Rokinon 50mm f1.2 – My review of the Rokinon 50mm f1.2 isn’t as pretty but it’s also a really nice lens. When it comes to IQ, for a third-party brand making lenses for APS-C cameras, Rokinon gets the closest to the quality of Fujinon, except they just don’t feel as cool and aren’t as fun as the Kamlan lenses. There is something about the Kamlan 50 that makes it fun that you don’t get from the Rokinon lenses even though their lenses are really good now.
Kipon 40mm f0.85 II – If you really want to get crazy with low light and have cash to burn, don’t forget about the Kipon 40mm f0.85 II. Kipon lenses are very high quality. This lens CA’s like a monster though, so bright light / high-contrast scenes aren’t going to be your friend. I think it could have benefited from using a few ultra-high refractive polymers instead of the all-glass design to keep the size down a little. I know the owner of Kipon is a purist so what he did makes sense and the lens is still pretty cool.
7Artisans 55mm f1.4 – This one didn’t quite hit it for me, but a lot of people like it for the price. Like a lot of the cheap lenses, it does struggle with sharpness at distance wide open.
BrightStar 50mm f1.4 – I just go this lens, I’ll be reviewing it soon. So far I think I like it more than the 7Artisans 50mm f1.4. It just has a little bit nicer colors, a little better contrast and bokeh. But I’ll need to do some more side-by-side comparisons.
Kamlan 50mm f1.1 Sample Photos
These samples are all shot with the X-T3 using RAW compressed. I limited the shutter to 1/200. That’s one thing great about the f1.1 aperture is you can keep that fast street photography shutter without digging too deep into your ISO.

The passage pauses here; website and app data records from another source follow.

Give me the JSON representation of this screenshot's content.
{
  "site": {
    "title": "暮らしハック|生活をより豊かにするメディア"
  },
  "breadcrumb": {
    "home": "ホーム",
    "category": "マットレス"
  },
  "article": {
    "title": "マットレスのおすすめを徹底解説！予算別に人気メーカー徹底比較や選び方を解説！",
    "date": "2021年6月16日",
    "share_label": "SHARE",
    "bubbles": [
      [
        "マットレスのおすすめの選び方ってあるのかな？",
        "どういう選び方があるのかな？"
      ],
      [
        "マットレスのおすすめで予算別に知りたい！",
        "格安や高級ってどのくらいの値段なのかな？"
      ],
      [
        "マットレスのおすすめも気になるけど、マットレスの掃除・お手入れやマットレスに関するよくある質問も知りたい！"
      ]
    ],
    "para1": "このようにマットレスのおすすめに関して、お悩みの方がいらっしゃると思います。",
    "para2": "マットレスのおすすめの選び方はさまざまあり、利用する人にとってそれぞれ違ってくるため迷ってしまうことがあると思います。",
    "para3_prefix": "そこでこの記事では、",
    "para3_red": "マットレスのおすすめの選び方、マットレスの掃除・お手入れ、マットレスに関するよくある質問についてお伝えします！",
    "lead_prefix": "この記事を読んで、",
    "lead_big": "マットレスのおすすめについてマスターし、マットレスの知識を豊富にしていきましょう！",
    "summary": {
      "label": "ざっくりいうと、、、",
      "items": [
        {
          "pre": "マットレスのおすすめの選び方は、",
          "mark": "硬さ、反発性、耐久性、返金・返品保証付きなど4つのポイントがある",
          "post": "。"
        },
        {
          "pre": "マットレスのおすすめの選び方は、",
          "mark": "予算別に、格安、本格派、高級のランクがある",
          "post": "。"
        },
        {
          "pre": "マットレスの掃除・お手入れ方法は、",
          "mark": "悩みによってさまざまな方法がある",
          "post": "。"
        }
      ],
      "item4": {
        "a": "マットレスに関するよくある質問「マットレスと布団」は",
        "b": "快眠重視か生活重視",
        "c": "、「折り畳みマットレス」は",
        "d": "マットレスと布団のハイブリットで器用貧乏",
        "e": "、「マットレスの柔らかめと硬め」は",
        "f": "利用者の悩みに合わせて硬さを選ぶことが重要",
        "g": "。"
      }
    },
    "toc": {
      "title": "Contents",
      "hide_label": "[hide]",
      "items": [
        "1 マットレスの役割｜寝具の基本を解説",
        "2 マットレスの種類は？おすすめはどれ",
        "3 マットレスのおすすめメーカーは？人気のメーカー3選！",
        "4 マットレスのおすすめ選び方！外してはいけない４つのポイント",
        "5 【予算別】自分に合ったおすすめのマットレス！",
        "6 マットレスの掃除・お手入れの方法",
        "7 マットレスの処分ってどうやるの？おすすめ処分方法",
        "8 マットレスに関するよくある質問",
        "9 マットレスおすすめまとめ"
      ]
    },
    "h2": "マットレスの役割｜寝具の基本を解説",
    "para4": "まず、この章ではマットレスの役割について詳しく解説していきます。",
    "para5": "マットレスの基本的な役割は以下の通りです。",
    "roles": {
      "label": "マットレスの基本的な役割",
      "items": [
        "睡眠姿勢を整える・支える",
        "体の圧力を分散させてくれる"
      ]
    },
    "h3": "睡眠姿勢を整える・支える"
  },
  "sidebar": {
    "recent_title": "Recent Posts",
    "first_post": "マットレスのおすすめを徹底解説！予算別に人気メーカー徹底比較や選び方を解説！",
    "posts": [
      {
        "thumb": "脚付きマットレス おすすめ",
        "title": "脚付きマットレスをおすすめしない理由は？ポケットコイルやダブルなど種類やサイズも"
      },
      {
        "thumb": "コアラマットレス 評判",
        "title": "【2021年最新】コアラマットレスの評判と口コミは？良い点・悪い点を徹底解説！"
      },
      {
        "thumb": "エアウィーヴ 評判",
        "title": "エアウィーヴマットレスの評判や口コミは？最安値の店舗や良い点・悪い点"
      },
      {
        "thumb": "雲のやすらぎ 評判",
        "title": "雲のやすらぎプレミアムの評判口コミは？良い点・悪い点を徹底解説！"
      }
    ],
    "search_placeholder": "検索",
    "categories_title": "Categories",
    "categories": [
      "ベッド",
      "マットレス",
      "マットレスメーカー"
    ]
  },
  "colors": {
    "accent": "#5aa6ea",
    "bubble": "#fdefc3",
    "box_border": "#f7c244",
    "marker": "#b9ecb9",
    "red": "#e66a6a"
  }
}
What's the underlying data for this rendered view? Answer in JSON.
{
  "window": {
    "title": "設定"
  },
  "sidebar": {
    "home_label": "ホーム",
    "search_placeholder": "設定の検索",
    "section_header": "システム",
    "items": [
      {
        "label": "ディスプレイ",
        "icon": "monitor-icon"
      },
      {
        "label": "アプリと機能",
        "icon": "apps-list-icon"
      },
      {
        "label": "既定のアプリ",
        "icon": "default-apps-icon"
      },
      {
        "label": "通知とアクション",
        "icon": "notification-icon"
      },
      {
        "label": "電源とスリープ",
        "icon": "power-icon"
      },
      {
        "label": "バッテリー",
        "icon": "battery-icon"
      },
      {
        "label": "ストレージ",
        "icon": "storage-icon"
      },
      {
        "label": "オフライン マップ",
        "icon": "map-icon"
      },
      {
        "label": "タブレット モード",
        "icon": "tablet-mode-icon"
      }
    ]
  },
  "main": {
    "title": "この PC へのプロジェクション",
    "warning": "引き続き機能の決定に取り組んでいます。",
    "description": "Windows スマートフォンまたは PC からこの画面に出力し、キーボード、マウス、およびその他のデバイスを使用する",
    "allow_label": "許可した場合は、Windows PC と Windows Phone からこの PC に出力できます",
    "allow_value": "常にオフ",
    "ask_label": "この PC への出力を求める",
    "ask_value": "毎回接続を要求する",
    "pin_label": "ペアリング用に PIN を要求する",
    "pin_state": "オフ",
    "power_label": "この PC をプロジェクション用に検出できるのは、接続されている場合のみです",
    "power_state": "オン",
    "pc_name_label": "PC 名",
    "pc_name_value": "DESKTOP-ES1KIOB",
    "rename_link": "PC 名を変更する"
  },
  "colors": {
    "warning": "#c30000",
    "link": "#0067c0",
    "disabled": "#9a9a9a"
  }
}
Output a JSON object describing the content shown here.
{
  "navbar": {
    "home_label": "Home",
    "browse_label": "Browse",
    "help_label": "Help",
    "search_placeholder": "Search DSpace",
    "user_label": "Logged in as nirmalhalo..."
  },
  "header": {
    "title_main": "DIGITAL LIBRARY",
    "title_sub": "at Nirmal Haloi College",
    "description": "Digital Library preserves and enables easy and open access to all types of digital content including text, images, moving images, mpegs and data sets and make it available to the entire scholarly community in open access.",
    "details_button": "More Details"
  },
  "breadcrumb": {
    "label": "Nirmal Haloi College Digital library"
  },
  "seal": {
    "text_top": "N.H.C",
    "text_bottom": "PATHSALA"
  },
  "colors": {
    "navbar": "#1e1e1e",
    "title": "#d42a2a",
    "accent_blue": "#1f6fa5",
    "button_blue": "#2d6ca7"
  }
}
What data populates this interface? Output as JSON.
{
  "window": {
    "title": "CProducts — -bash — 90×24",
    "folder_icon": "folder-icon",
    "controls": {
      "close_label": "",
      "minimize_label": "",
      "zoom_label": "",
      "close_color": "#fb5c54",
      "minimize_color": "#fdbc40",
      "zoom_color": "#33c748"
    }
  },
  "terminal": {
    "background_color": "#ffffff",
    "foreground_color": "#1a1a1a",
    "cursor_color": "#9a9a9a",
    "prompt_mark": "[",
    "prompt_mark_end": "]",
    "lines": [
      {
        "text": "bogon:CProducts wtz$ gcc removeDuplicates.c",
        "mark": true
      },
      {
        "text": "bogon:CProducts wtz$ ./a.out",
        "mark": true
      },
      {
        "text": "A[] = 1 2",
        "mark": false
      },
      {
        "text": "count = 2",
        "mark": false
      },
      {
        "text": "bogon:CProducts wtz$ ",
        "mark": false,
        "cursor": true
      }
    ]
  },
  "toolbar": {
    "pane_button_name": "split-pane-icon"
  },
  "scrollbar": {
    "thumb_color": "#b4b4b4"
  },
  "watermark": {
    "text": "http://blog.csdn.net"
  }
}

These are all colored with my presets. I have a few new looks I’m experimenting with which is why things are a little more orange than usual. If you click the images there should be an option to view full size. WordPress now only lets us upload 2,500px sized images since the latest version for some reason so that’s all I can give you right now.